An EMSA emergency medical technician has been charged with negligent homicide after investigators said his reckless driving of an ambulance caused a wreck that killed a man on NW 10 near May Avenue.
Benjamin Ward Samples, 36, was driving the ambulance Dec. 10 on an emergency call and had activated the vehicle's lights and sirens. He was driving 83 mph in the wrong direction on NW 10 when the accident occurred about 10:30 a.m., according to court and police records.
The ambulance was going east on NW 10 when it veered into the empty oncoming lanes to get around cars in both eastbound lanes. Fidel Mesa-Solis, 43, was in the left eastbound lane trying to turn left into a parking lot, and his car was hit in the driver's side by the speeding ambulance. Mesa-Solis died at the scene.
Court documents use the above spelling, while the police incident report refers to the victim as Fidel Meza-Solis.
“He always left to go out and bring us something to eat. That morning, he said he was going to be back in 30 minutes and he didn't come back,” son Jesus
His father worked construction and was a conscientious driver, said
Meza said he doesn't have an opinion about whether or not Samples should have been charged, but was not angry about the wreck.
“I'm just sad,” Meza said.

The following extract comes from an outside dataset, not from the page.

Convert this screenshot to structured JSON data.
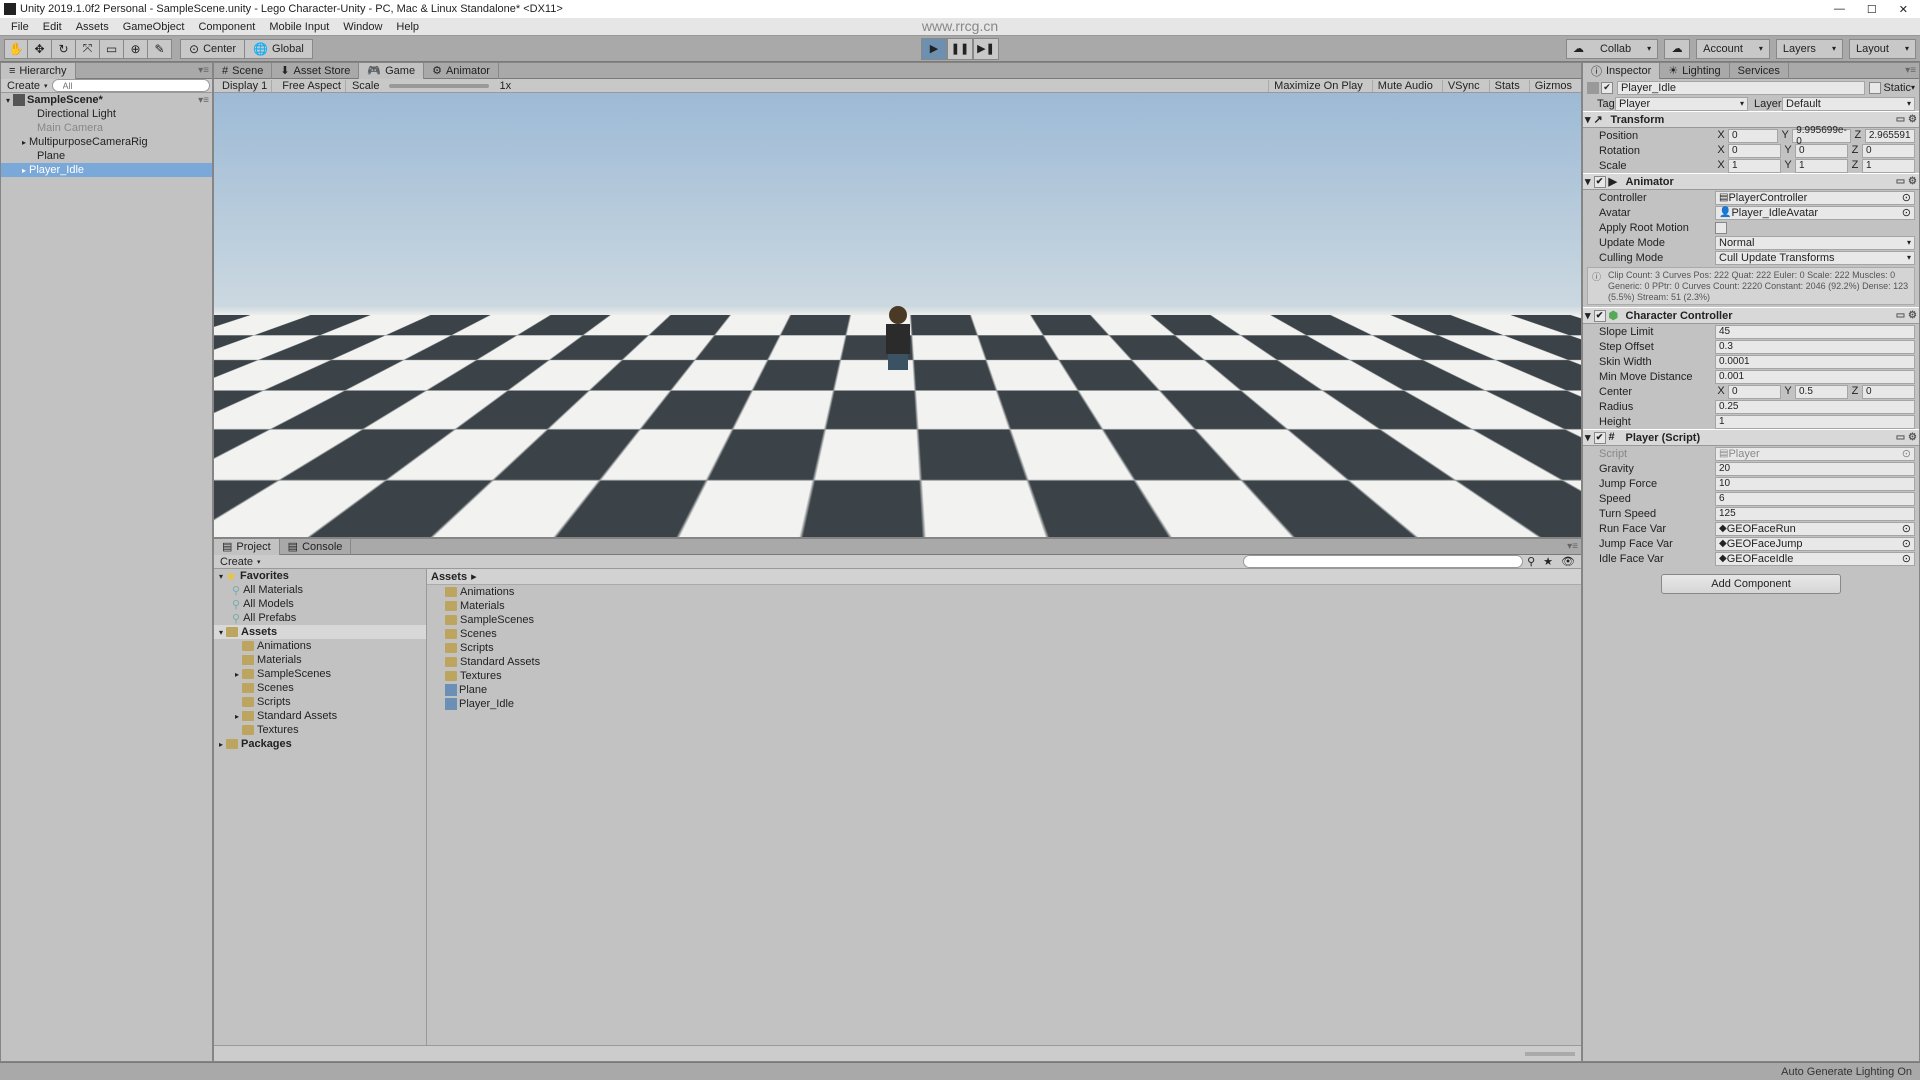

He leaves behind a wife, Maria Castrueta, and a 4-year-old daughter.
Samples and a paramedic who was in the ambulance are both on administrative leave.
“Mr. Samples acted with due care and full regard toward the motorists of Oklahoma City,” read a statement released by Sample's attorney, Ed Blau. “Mr. Samples followed all EMSA procedures and protocols in responding to an emergency; as such, he is innocent of the charge against him. However, as a dedicated EMSA employee and 33 year Oklahoma City resident, Mr. Samples is devastated by the tragedy that occurred at 10th and May. His thoughts and prayers go out to Mr. Solis' family and friends.”
Negligent homicide is a misdemeanor punishable by up to a year in jail and a fine up to $1,000.
The police affidavit said the ambulance was responding to a “priority two fall” call.
Lara O'Leary, spokeswoman for the Emergency Medical Services Authority, refused Monday to explain the difference between calls of various priority levels and would not say what came of the call the ambulance was responding to at the time of the wreck.
O'Leary said EMSA attorneys advised officials not to answer any questions and to release the following statement:
“This is an unfortunate incident. We have independently verified that the lights and siren were on during the entire course of events. All other aspects of this accident are undergoing further investigation. We have cooperated fully with the investigating authorities and will continue to do so.”
EMSA did not immediately respond to an open records request for policies and procedures dictating how ambulances are to be driven during emergencies.